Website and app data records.

------------

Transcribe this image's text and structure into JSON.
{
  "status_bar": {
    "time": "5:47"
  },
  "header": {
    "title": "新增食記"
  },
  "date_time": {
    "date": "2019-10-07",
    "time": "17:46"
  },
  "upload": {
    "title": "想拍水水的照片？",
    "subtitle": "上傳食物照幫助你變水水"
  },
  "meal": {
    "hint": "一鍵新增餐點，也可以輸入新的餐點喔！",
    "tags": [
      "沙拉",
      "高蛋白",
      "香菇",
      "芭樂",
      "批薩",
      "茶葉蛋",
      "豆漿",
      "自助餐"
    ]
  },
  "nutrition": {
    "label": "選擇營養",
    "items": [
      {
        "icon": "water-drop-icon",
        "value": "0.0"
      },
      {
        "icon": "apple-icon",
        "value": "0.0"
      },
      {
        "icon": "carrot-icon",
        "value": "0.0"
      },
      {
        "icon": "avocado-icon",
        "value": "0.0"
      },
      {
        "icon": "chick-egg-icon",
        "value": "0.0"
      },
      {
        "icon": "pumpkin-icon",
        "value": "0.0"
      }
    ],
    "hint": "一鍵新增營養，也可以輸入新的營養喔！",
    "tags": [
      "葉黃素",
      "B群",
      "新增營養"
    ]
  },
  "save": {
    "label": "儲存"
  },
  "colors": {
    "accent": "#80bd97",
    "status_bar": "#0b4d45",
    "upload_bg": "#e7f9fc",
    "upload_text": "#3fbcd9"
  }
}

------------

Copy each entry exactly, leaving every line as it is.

Exercise result.
Transcribe this image's text and structure into JSON.
{
  "status_bar": {
    "time": "5:47"
  },
  "header": {
    "title": "新增食記"
  },
  "date_time": {
    "date": "2019-10-07",
    "time": "17:46"
  },
  "upload": {
    "title": "想拍水水的照片？",
    "subtitle": "上傳食物照幫助你變水水"
  },
  "meal": {
    "hint": "一鍵新增餐點，也可以輸入新的餐點喔！",
    "tags": [
      "沙拉",
      "高蛋白",
      "香菇",
      "芭樂",
      "批薩",
      "茶葉蛋",
      "豆漿",
      "自助餐"
    ]
  },
  "nutrition": {
    "label": "選擇營養",
    "items": [
      {
        "icon": "water-drop-icon",
        "value": "0.0"
      },
      {
        "icon": "apple-icon",
        "value": "0.0"
      },
      {
        "icon": "carrot-icon",
        "value": "0.0"
      },
      {
        "icon": "avocado-icon",
        "value": "0.0"
      },
      {
        "icon": "chick-egg-icon",
        "value": "0.0"
      },
      {
        "icon": "pumpkin-icon",
        "value": "0.0"
      }
    ],
    "hint": "一鍵新增營養，也可以輸入新的營養喔！",
    "tags": [
      "葉黃素",
      "B群",
      "新增營養"
    ]
  },
  "save": {
    "label": "儲存"
  },
  "colors": {
    "accent": "#80bd97",
    "status_bar": "#0b4d45",
    "upload_bg": "#e7f9fc",
    "upload_text": "#3fbcd9"
  }
}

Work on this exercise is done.